● **Exercise requirements**:
Only one number is wanted here: how many lines of the data hold "Найти".

● **Excerpts from an interface dataset**:
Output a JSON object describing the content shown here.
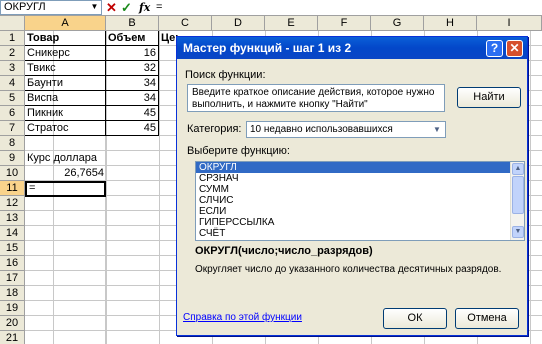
{
  "formula_bar": {
    "name_box": "ОКРУГЛ",
    "cancel_icon": "x-icon",
    "enter_icon": "check-icon",
    "fx_label": "fx",
    "formula_text": "="
  },
  "columns": [
    "A",
    "B",
    "C",
    "D",
    "E",
    "F",
    "G",
    "H",
    "I"
  ],
  "rows": [
    "1",
    "2",
    "3",
    "4",
    "5",
    "6",
    "7",
    "8",
    "9",
    "10",
    "11",
    "12",
    "13",
    "14",
    "15",
    "16",
    "17",
    "18",
    "19",
    "20",
    "21"
  ],
  "cells": {
    "a1": "Товар",
    "b1": "Объем",
    "c1": "Цен",
    "a2": "Сникерс",
    "b2": "16",
    "a3": "Твикс",
    "b3": "32",
    "a4": "Баунти",
    "b4": "34",
    "a5": "Виспа",
    "b5": "34",
    "a6": "Пикник",
    "b6": "45",
    "a7": "Стратос",
    "b7": "45",
    "a9": "Курс доллара",
    "b10": "26,7654",
    "a11": "="
  },
  "dialog": {
    "title": "Мастер функций - шаг 1 из 2",
    "help_btn": "?",
    "close_btn": "✕",
    "search_label": "Поиск функции:",
    "search_placeholder": "Введите краткое описание действия, которое нужно выполнить, и нажмите кнопку \"Найти\"",
    "find_button": "Найти",
    "category_label": "Категория:",
    "category_value": "10 недавно использовавшихся",
    "choose_label": "Выберите функцию:",
    "functions": [
      "ОКРУГЛ",
      "СРЗНАЧ",
      "СУММ",
      "СЛЧИС",
      "ЕСЛИ",
      "ГИПЕРССЫЛКА",
      "СЧЁТ"
    ],
    "selected_function": "ОКРУГЛ",
    "syntax": "ОКРУГЛ(число;число_разрядов)",
    "description": "Округляет число до указанного количества десятичных разрядов.",
    "help_link": "Справка по этой функции",
    "ok_button": "ОК",
    "cancel_button": "Отмена"
  }
}
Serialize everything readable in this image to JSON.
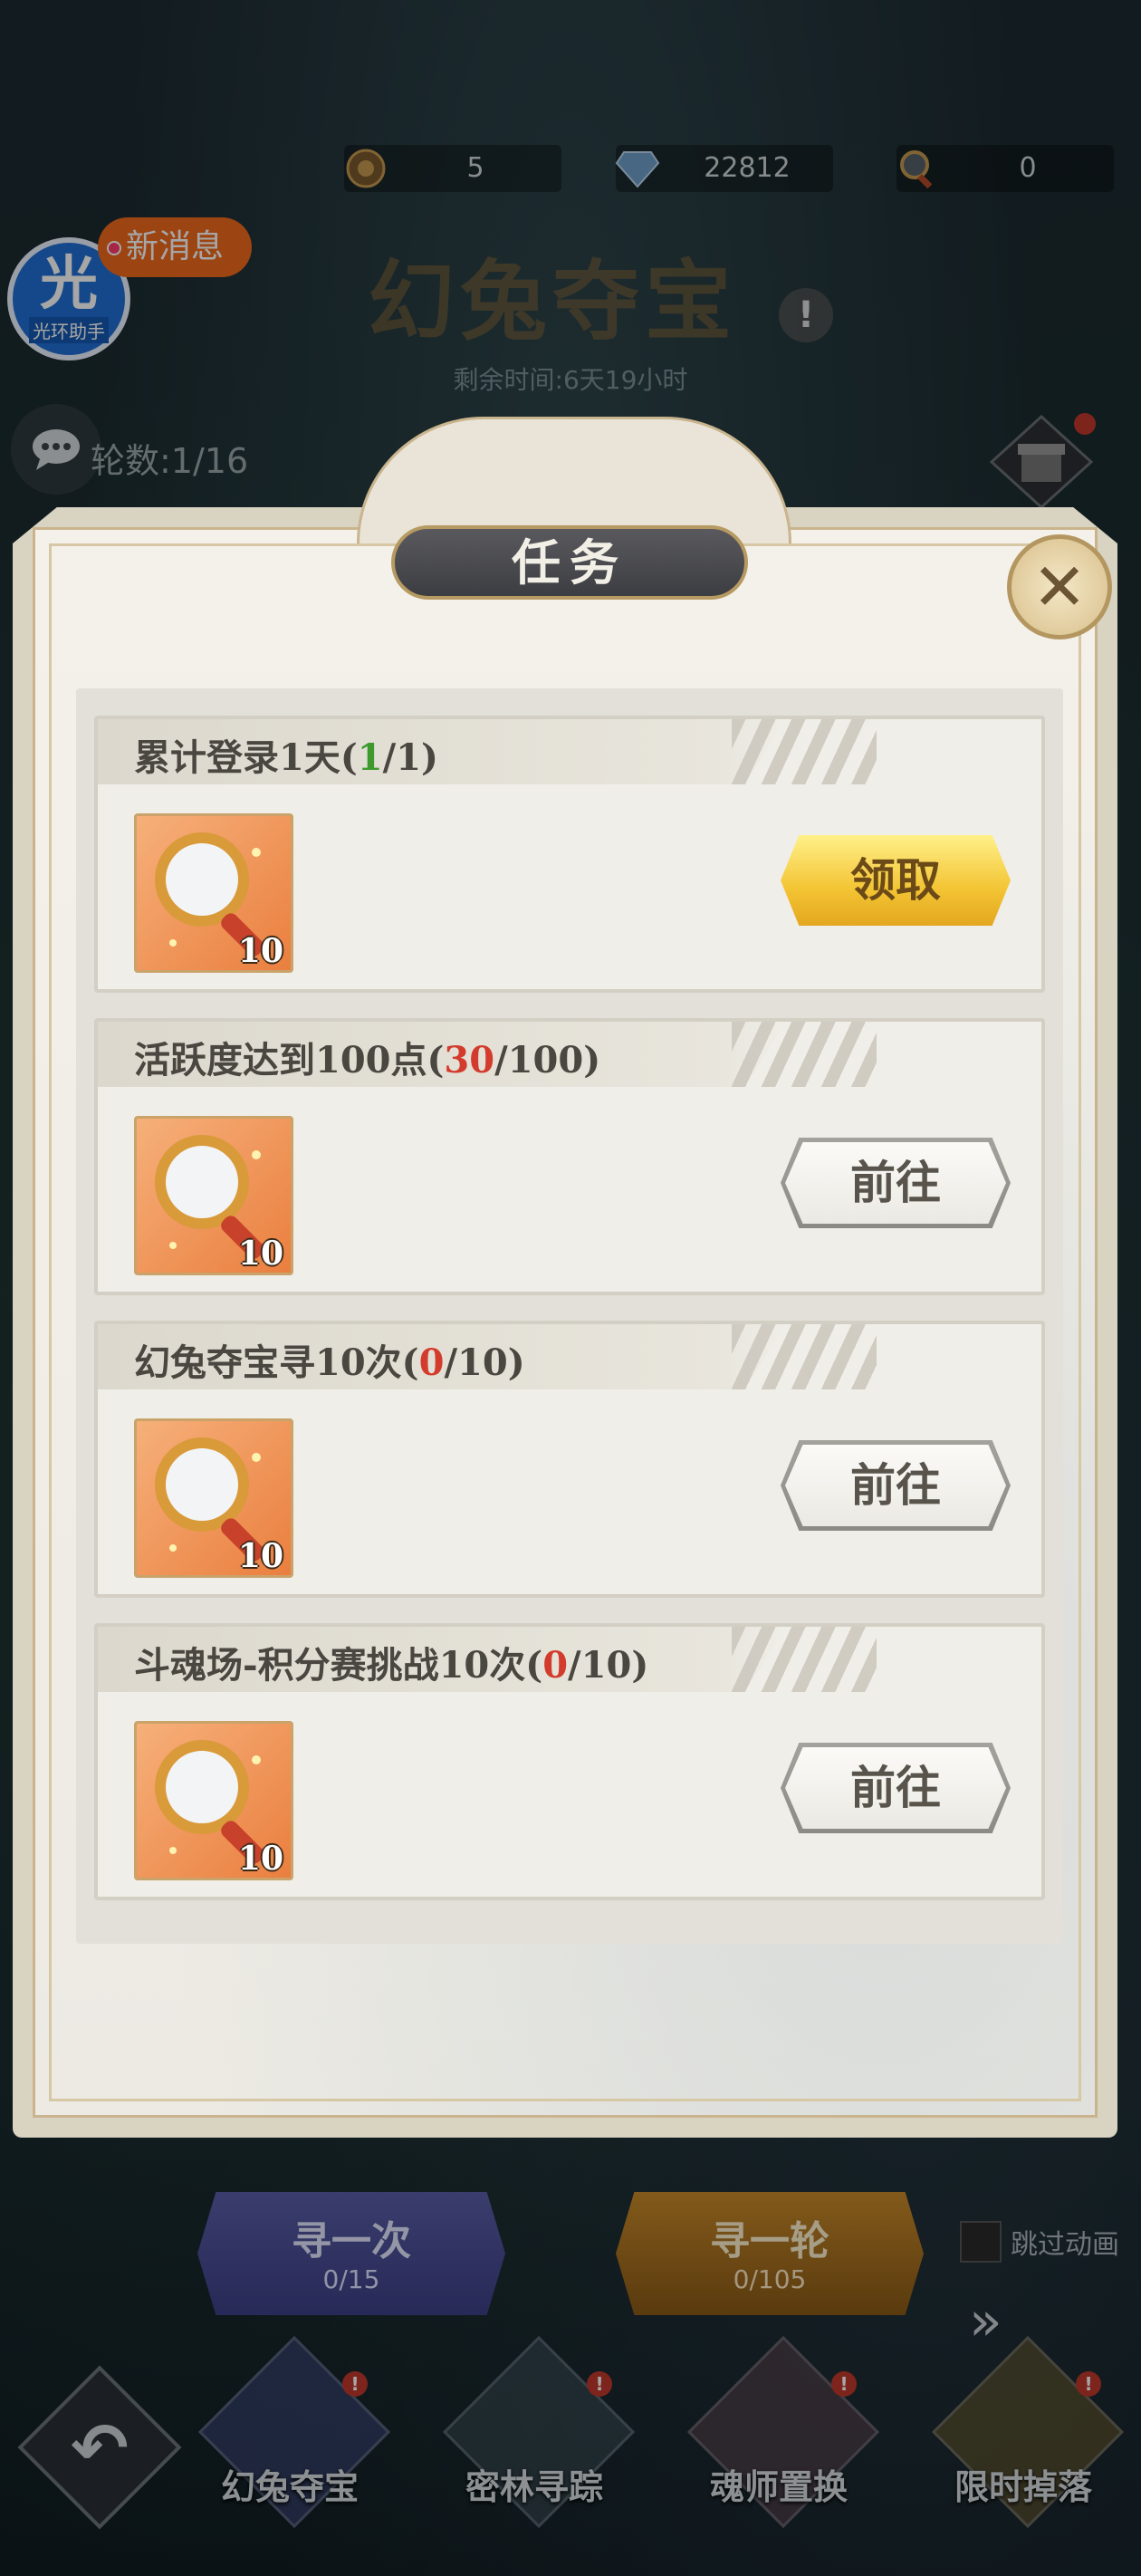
{
  "resources": [
    {
      "icon": "coin-icon",
      "value": "5"
    },
    {
      "icon": "diamond-icon",
      "value": "22812"
    },
    {
      "icon": "magnifier-key-icon",
      "value": "0"
    }
  ],
  "event": {
    "title": "幻兔夺宝",
    "time_left": "剩余时间:6天19小时",
    "rounds": "轮数:1/16"
  },
  "helper": {
    "badge": "新消息",
    "logo_char": "光",
    "logo_label": "光环助手"
  },
  "modal": {
    "title": "任务",
    "tasks": [
      {
        "title_prefix": "累计登录1天(",
        "current": "1",
        "total_suffix": "/1)",
        "current_color": "green",
        "reward_count": "10",
        "action": "领取",
        "action_type": "claim"
      },
      {
        "title_prefix": "活跃度达到100点(",
        "current": "30",
        "total_suffix": "/100)",
        "current_color": "red",
        "reward_count": "10",
        "action": "前往",
        "action_type": "go"
      },
      {
        "title_prefix": "幻兔夺宝寻10次(",
        "current": "0",
        "total_suffix": "/10)",
        "current_color": "red",
        "reward_count": "10",
        "action": "前往",
        "action_type": "go"
      },
      {
        "title_prefix": "斗魂场-积分赛挑战10次(",
        "current": "0",
        "total_suffix": "/10)",
        "current_color": "red",
        "reward_count": "10",
        "action": "前往",
        "action_type": "go"
      }
    ]
  },
  "bottom": {
    "search_once": {
      "label": "寻一次",
      "count": "0/15"
    },
    "search_round": {
      "label": "寻一轮",
      "count": "0/105"
    },
    "skip_animation": "跳过动画"
  },
  "nav": [
    {
      "label": "幻兔夺宝",
      "badge": "!"
    },
    {
      "label": "密林寻踪",
      "badge": "!"
    },
    {
      "label": "魂师置换",
      "badge": "!"
    },
    {
      "label": "限时掉落",
      "badge": "!"
    }
  ],
  "colors": {
    "accent_gold": "#f3c433",
    "progress_green": "#3f9a2e",
    "progress_red": "#d33b2c"
  }
}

● **Your solution**:
2